As a kid, I found the videogames I played to be kind of magical and inspiring but the concept of them coming to life or having an internal real world never occurred to me while toys coming to life did, like in Toy Story. When I saw cartoons as living beings working the movie business in Who Framed Roger Rabbit, that seemed kind of natural too. However, I think the concept of video game characters coming to life in the arcade after closing time isn't a fantasy I can relate to. Whatever, I’ll go with it.
The characters socialize by traveling through the arcade’s circuitry but when they venture outside their game they run the risk of dying without an extra life to help them. They also have the top priority of fulfilling their roles to keep the game working correctly during operating hours. Getting unplugged by the arcade owner is the worst fate. Cute. That’s what this movie is. Just imagine Shrek meets Tron and you’ve got it. That’s not the best news for animation enthusiasts. It depends on what you value in movies like this. Personally I’m annoyed by animated movies that try to thrive solely on their cuteness. I love Ratatouille and I hate Madagascar. Wreck-It Ralph is somewhere in the middle.

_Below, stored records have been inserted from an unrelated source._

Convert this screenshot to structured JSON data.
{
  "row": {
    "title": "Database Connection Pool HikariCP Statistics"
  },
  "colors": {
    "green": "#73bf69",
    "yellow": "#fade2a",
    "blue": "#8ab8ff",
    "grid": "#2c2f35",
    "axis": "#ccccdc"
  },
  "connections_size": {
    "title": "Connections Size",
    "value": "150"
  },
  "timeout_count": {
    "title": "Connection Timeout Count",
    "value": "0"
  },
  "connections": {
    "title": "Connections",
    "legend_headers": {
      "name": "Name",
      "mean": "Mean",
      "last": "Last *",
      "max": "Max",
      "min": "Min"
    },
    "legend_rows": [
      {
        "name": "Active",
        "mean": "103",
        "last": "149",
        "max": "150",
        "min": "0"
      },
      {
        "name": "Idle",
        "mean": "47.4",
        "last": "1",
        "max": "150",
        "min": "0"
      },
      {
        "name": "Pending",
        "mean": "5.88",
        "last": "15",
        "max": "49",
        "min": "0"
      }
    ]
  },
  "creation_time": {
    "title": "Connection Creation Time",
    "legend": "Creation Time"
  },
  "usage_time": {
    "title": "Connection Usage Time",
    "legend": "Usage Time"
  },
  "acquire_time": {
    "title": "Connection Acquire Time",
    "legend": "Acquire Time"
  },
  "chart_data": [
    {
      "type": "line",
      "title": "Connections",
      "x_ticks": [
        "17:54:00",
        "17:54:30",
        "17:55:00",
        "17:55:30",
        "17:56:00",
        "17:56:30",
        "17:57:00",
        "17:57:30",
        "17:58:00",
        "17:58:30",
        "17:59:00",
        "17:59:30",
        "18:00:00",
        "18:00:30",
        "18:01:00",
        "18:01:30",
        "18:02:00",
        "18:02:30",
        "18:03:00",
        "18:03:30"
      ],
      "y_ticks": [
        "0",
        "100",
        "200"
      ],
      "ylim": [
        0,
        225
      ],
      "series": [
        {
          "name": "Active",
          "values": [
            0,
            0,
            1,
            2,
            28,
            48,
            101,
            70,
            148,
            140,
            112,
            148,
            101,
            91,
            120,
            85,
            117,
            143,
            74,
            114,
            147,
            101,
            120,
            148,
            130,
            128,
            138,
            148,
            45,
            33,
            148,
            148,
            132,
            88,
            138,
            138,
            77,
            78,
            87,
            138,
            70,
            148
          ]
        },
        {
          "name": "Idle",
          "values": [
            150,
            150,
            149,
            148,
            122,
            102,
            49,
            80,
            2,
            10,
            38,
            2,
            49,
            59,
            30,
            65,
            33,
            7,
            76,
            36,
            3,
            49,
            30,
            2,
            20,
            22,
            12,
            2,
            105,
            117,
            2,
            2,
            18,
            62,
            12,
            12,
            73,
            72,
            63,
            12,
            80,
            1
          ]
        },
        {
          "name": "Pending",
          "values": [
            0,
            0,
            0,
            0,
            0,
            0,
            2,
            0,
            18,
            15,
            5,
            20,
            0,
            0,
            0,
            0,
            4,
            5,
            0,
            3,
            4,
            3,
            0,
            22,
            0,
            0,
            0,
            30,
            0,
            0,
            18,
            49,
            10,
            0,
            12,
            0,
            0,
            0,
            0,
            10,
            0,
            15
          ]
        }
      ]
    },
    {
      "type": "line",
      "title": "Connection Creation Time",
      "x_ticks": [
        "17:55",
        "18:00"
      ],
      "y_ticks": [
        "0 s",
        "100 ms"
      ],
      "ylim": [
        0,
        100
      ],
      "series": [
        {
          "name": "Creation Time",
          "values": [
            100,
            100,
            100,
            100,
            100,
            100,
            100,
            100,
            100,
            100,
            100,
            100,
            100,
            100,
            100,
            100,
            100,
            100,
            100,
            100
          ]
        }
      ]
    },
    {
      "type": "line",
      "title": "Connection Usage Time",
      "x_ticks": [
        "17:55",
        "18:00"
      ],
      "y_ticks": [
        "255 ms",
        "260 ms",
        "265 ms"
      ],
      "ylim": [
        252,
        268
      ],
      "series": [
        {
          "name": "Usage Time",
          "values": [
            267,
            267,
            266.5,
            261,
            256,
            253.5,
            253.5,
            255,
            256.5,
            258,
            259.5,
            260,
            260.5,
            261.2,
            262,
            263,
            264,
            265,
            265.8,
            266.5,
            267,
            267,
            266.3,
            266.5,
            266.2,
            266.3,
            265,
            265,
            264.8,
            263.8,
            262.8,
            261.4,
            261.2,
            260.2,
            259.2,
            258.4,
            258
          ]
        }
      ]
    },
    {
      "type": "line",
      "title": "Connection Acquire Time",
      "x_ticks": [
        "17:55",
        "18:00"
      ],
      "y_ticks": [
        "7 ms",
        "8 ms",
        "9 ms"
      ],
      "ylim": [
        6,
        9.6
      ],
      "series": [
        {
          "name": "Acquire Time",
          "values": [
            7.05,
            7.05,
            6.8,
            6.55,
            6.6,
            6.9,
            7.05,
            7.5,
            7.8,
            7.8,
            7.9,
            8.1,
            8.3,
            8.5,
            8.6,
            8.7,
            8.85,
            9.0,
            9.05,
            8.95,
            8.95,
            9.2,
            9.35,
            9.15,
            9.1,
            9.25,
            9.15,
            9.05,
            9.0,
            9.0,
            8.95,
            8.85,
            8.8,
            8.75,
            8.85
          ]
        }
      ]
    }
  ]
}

Like Donkey Kong, Ralph is the bad-guy of his thirty-year-old videogame and is having a midlife crisis (I wonder how bad videogame characters get when they turn forty). He chooses to jump into other videogames to see if he can find his place as a good guy instead. Ralph is perfectly voiced by John C. Reilly. Along the way he ends up in a candy-themed race-car game ruled over by King Candy voiced by Alan Tudyk channeling Ed Wynn’s Mad Hatter. There he meets a reject named Vanellope, voiced with gleeful obnoxiousness by Sarah Silverman, who wants to race but can’t because her character has a programing glitch. Ralph befriends her and learns the value of being a real good-guy while he helps someone no one else wants to.
It's a generally fun movie but it was all I expected it to be and nothing more.